§ **Exercise requirements**: For the word "icon", search the records and show each line in which it occurs.

━━ Data for the task

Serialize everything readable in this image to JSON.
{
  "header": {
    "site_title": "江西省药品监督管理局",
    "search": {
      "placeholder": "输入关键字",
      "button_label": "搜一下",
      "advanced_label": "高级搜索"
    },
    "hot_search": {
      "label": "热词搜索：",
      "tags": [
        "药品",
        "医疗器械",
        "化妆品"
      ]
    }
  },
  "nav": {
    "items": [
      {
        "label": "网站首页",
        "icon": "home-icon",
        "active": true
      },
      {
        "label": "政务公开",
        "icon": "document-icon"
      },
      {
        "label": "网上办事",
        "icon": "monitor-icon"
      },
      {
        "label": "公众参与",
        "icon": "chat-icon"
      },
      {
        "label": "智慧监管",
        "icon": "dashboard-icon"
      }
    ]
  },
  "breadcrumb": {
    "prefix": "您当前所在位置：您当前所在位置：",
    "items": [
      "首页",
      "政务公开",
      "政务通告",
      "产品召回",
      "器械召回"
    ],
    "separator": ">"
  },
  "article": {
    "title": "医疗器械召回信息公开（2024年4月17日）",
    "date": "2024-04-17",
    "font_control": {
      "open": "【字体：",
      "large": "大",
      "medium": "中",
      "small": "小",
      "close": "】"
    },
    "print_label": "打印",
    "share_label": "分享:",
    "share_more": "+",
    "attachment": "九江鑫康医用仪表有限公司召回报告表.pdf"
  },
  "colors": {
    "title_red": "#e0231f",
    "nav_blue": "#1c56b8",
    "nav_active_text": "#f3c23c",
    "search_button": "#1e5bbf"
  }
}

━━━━

§ **Response for this exercise**:
        "icon": "home-icon",
        "icon": "document-icon"
        "icon": "monitor-icon"
        "icon": "chat-icon"
        "icon": "dashboard-icon"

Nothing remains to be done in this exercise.